The adult me refuses to stifle my laughter while simultaneously rolling my eyes.
Tammy number one scoffs and laughs, the face of pride and anger, while Tammy number two looks on cautiously, her eyes and mind twitching with deliberation and dancing with motive. They acquiesce with a pout and contempt and I have my record again. Eyeing me warily for a shake, they resume with short memories and thick underdeveloped brains and the tale begins anew.
In the second grade, I’m introduced to another new oppressor the professor: Mrs. McBully, a tall skinny, white woman with an overbite and beehive black hairdo that makes Gramma Lexi look gorgeous and grand. Mrs. McBully—a one-dimensional scholastic browbeater caricatured right out of dullsville—panders to rich parents stuffed with bling and their little cherubic boys implanting the universal personifications of toxic masculinity. When the dueling Davids commence with the boy beatings and I take my complaints to Mrs. McBully, her reply is pointless and pernicious: “They hit you because they like you.”
My younger self, flummoxed, but not foolish, recognizes that when someone hits you, they mean nothing more than malice and an ugly sense of entitlement. I’ve learned this early from the love my alcoholic dad shows my inflexible mom and the rest of the unenlightened males in my family, or the neighborhood, demonstrate toward any assertive lippy female. I, again, stand tall, hands on hips, like Wonder Woman, and argue this uncomplicated wisdom to Mrs. McBully in my second grade vernacular. She squinches in scorn and peers down her long pointy condescending beak to belch out another of her scholarly drillings when the dueling David’s begin a fairy tale of potty-mouth Peyton the patsy. I deny any such act. With a flourish and unsettling amount of maliciousness, she points like a scarecrow and bellows: “To the corner!”
Attempting to merge and disappear, I press into the wall as hours go by persevering and trusting in a just system where I’ve been damned by negligence, spite, and misogyny. I try not to cry and succeed until Mrs. McBully parades the shaming crew repeatedly passed me like a carnival of scary clowns in plush and flashy costumes. The snot-filled breakdown that ensues is one of my worst. The harder I cry, the more they point and laugh while Mrs. McBully sits complacently by with a small smile and a bitter black heart.
The bedwetting starts soon after.
The haze and stretch and I’m drowning, dragging myself slowly out of something liquid and bitter and warm. A long jaring buzzer extracts me gradually; my body and a light pulls at me and I stretch like taffy wanting to stay and wanting to go. I hear the sharp tones of a mad woman in a pinpoint of light as she comes towards me. I stay waiting fearful and guarded. The buzzer gets louder as my eyes focus on the blurry figure standing over me; her mouth—lips flapping and snapping like a weather vane—is blacker than the dark and more penetrating than the buzzer.

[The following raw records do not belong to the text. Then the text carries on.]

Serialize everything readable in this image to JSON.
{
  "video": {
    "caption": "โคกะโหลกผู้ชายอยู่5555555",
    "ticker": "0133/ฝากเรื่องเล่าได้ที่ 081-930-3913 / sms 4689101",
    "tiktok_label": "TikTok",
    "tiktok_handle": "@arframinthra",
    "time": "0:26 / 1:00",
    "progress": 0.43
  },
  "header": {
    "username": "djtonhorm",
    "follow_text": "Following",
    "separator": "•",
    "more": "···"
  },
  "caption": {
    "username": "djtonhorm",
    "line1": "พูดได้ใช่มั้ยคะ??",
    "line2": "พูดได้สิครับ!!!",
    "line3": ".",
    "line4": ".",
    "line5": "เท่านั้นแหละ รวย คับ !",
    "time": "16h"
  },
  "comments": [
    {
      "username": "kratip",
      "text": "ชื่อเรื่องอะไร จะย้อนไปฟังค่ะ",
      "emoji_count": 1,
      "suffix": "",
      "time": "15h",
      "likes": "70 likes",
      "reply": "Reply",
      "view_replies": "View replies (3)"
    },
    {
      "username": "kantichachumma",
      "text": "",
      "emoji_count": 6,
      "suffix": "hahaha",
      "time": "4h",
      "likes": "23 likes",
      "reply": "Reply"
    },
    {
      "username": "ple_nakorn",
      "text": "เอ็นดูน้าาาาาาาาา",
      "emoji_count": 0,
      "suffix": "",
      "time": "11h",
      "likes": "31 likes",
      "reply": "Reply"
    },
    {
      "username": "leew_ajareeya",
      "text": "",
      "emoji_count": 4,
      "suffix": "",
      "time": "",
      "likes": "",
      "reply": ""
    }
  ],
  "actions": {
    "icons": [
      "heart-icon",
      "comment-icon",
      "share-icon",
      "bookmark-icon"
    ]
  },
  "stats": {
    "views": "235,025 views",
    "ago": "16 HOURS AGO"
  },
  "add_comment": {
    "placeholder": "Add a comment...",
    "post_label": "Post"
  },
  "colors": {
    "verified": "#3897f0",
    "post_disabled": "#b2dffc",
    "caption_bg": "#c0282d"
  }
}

“Stop! Stop! Stop!” she shrieks ad nauseam. “Can’t you hear that? What is wrong with you? Are you that lazy?” and on and on with the stale insults aimed at my small supine body.
I’m in bed. It’s wet and warm and I smell the urine, strong and ammonia-like. Mom stands over me. The buzzer comes from the small white box next to the bed with long black wired electrodes attached to the foil looking apparatus underneath my bed sheets that I hear loudly crunching underneath me with every move. She turns off the squawking buzzer pee box and pokes at my arm. “What is wrong with you?” Again and again she asks. And she pokes.
The shame and disgust waft off me like the pungent scent of pee and I move to get up and change my sheets. She pushes me back down. “No! You can sleep in it. Maybe that’ll teach you.”
After she stomps out of the room, I inch out of bed soundlessly and take off my sopping wet panties hiding them behind the dresser until they dry. I put on new panties and take some dirty clothes placing them carefully over the dramatically large pee spot. I get back into bed and immediately fall into a deep sleep.
© 2022 Pamela Gay Mullins